A.4. Send us an installation report
A.5. And finally..
B. Partitioning for Debian
B.1. Deciding on Debian Partitions and Sizes
B.2. The Directory Tree
B.3. Recommended Partitioning Scheme
B.4. Device Names in Linux
B.5. Debian Partitioning Programs
B.5.1. Partitioning for Intel x86
C. Random Bits
C.1. Preconfiguration File Example
C.2. Linux Devices
C.2.1. Setting Up Your Mouse
C.3. Disk Space Needed for Tasks
C.4. Installing Debian GNU/Linux from a Unix/Linux System
C.4.1. Getting Started
C.4.2. Install debootstrap
C.4.3. Run debootstrap
C.4.4. Configure The Base System
C.4.5. Install a Kernel
C.4.6. Set up the Boot Loader
C.5. Installing Debian GNU/Linux over Parallel Line IP (PLIP)
C.5.1. Requirements
C.5.2. Setting up source
C.5.3. Installing target
D. Administrivia
D.1. About This Document
D.2. Contributing to This Document
D.3. Major Contributions
D.4. Trademark Acknowledgement
E. GNU General Public License
E.1. Preamble
E.3. How to Apply These Terms to Your New Programs

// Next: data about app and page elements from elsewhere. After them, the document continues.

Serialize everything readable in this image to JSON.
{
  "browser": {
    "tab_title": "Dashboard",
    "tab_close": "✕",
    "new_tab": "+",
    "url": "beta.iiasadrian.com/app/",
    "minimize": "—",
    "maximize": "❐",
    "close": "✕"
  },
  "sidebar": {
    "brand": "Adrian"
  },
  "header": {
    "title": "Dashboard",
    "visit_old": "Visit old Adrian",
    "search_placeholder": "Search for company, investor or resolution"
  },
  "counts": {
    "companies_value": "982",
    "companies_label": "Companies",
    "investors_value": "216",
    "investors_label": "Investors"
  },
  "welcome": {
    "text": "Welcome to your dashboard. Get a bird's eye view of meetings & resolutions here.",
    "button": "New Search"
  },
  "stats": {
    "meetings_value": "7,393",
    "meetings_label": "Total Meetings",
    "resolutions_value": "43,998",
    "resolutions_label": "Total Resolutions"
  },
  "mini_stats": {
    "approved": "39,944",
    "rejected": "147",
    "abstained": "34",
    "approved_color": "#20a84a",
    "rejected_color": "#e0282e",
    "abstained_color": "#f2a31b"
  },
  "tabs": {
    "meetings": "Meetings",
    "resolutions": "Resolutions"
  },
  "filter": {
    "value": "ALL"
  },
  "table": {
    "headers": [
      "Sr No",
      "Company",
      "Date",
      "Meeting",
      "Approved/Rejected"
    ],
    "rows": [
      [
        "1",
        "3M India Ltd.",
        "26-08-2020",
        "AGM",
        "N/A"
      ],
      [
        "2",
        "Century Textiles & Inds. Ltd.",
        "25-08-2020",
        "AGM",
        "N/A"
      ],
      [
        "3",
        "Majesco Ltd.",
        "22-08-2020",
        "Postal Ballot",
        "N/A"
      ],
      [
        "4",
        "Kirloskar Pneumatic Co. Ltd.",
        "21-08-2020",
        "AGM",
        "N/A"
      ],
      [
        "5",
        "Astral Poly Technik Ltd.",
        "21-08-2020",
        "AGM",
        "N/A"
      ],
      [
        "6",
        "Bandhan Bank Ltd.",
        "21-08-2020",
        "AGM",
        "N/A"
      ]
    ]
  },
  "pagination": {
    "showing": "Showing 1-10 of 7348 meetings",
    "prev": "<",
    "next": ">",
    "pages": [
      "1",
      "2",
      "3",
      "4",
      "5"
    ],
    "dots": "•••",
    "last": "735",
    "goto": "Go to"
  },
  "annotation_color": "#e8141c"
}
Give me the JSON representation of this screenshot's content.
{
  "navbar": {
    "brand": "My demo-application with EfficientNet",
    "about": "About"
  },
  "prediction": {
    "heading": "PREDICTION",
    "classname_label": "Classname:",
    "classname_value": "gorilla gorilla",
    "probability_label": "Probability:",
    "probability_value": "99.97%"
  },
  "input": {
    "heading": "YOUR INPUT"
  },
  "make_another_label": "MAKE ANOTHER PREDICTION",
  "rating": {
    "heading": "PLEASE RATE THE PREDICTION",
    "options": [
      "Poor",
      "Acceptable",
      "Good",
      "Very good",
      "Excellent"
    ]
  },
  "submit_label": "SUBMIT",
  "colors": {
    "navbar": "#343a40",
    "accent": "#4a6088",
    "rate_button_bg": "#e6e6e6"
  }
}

  Published under the terms of the GNU General Public License Design by Interspire